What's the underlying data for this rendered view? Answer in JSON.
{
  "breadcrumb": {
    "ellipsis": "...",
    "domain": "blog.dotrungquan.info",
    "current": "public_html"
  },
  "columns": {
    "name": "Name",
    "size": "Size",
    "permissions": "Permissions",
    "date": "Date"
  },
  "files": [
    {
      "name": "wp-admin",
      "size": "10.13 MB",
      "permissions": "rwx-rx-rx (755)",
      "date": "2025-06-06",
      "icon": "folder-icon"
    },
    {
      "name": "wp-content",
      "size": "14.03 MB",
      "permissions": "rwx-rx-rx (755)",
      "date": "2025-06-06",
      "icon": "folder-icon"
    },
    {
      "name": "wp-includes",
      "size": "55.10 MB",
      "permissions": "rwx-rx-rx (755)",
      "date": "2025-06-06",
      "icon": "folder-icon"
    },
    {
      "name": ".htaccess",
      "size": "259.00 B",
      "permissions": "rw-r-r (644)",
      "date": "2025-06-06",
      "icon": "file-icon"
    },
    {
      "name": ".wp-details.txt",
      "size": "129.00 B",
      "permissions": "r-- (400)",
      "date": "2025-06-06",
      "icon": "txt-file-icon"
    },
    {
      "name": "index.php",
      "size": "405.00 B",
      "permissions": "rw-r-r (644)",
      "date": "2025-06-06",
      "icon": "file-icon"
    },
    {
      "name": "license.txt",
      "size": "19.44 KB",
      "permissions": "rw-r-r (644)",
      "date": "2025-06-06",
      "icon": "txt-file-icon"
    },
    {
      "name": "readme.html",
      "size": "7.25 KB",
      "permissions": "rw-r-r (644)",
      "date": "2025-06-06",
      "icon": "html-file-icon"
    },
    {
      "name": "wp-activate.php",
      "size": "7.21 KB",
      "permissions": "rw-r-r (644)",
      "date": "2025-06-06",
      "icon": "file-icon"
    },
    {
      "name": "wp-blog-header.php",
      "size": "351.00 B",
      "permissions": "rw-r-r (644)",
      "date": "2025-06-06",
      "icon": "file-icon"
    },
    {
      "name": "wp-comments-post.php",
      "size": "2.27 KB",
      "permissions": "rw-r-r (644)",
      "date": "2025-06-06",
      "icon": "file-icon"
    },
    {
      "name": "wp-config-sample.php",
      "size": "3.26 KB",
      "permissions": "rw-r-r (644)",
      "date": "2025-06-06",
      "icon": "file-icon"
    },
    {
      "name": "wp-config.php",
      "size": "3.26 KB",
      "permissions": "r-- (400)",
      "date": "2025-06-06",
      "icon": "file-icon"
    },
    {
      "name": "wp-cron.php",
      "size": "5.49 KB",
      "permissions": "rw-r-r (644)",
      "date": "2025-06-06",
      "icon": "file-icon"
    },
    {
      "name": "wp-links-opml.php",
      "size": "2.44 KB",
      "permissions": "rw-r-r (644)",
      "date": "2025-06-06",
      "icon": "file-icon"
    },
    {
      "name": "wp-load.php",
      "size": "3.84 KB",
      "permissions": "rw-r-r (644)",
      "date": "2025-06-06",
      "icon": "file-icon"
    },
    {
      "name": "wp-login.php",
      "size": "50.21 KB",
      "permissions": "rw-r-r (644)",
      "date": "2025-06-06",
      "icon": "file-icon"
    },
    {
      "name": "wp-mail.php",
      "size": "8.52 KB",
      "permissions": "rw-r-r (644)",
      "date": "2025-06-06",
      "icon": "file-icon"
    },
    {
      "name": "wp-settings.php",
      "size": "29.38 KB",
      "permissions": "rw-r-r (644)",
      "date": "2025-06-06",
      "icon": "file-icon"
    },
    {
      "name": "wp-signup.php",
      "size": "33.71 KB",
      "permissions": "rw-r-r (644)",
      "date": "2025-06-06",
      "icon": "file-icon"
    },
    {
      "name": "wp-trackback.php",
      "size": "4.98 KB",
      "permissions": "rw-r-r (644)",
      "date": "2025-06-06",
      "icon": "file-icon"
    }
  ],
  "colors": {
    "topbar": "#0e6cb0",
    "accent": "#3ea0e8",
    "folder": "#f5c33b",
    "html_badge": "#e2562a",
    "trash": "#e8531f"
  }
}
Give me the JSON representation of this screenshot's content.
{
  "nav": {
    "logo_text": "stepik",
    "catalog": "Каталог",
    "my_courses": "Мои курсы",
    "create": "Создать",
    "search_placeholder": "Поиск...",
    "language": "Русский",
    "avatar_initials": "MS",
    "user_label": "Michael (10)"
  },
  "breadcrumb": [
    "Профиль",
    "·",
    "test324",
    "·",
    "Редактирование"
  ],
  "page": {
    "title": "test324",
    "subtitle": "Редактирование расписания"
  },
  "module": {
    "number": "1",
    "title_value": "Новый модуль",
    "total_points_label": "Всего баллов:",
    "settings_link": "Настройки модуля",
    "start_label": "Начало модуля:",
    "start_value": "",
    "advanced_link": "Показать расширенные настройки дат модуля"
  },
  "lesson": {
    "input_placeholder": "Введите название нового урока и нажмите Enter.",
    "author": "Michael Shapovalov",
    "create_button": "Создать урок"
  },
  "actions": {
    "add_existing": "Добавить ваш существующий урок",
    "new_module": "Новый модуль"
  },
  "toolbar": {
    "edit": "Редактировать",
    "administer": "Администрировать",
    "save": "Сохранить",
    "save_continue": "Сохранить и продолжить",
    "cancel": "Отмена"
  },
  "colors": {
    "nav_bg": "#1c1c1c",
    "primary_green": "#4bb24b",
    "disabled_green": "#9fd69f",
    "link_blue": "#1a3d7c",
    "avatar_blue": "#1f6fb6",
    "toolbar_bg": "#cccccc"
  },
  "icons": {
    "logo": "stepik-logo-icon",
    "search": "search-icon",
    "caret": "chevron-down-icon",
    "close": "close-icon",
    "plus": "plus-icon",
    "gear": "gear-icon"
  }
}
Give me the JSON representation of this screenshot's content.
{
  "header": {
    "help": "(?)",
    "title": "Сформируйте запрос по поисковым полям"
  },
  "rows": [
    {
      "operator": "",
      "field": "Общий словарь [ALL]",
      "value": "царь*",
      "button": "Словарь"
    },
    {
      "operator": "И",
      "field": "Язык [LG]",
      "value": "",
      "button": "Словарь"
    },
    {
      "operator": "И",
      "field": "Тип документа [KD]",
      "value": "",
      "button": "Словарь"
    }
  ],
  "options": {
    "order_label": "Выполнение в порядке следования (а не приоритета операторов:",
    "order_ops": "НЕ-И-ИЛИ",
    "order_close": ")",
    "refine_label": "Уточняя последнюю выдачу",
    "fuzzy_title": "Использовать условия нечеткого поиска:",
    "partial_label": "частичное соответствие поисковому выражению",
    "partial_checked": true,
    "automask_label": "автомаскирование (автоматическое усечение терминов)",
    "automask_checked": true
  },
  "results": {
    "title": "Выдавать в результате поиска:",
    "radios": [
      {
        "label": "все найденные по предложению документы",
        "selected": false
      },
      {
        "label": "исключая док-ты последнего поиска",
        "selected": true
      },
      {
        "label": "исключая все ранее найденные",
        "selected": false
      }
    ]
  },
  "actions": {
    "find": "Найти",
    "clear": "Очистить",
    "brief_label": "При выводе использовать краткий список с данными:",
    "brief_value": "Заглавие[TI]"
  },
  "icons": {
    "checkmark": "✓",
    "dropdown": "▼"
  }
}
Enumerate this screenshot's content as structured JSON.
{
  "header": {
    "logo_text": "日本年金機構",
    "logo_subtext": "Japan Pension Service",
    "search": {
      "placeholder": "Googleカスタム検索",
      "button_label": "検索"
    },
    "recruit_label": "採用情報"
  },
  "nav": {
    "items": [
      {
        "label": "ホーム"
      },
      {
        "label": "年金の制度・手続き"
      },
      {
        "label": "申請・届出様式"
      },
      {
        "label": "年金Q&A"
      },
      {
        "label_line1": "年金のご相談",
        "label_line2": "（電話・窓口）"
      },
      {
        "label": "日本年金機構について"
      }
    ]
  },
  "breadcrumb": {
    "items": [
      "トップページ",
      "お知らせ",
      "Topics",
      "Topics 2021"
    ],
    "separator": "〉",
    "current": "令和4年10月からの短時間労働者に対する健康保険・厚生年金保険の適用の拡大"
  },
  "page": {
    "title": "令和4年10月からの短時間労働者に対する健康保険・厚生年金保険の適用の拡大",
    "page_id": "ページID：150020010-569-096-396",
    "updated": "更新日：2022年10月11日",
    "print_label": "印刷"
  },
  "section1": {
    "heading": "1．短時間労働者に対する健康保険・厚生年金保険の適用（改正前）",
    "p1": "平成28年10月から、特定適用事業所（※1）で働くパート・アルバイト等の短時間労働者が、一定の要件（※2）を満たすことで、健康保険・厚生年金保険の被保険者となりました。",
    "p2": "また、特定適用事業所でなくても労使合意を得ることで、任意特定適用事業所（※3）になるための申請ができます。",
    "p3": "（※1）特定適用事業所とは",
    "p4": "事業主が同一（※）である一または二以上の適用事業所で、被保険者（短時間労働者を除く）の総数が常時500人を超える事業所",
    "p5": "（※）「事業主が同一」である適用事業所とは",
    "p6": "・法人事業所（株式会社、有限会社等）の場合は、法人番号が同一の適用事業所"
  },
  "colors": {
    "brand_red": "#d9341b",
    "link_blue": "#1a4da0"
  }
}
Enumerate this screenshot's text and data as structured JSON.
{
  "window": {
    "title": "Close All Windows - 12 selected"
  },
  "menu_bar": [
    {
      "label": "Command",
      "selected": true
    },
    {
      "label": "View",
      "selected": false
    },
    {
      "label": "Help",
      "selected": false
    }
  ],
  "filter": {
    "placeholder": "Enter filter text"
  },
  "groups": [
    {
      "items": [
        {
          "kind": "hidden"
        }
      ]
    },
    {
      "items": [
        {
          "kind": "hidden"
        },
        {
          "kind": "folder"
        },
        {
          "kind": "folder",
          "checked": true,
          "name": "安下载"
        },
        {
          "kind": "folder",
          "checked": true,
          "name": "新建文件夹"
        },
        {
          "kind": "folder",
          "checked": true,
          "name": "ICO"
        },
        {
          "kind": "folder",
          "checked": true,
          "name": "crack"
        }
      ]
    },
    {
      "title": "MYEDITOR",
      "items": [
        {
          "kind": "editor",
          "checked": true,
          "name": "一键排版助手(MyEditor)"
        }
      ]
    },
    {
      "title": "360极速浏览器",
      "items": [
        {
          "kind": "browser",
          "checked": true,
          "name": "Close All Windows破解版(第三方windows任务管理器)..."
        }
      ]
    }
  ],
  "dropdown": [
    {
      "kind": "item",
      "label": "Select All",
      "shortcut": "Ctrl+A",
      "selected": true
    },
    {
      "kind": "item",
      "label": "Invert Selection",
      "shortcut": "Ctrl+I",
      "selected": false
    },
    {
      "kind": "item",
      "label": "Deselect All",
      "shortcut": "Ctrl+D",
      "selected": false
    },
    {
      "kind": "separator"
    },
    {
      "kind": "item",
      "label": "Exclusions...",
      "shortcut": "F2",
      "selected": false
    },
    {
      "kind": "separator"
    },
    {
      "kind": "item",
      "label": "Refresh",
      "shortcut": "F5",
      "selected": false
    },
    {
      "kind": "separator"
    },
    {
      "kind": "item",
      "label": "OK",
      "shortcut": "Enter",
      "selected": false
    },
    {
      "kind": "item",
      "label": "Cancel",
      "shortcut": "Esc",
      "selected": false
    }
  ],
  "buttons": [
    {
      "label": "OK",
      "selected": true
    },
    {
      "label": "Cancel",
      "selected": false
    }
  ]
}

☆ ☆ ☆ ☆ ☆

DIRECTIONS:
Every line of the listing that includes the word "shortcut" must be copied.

EXERCISE RESPONSE:
      "shortcut": "Ctrl+A",
      "shortcut": "Ctrl+I",
      "shortcut": "Ctrl+D",
      "shortcut": "F2",
      "shortcut": "F5",
      "shortcut": "Enter",
      "shortcut": "Esc",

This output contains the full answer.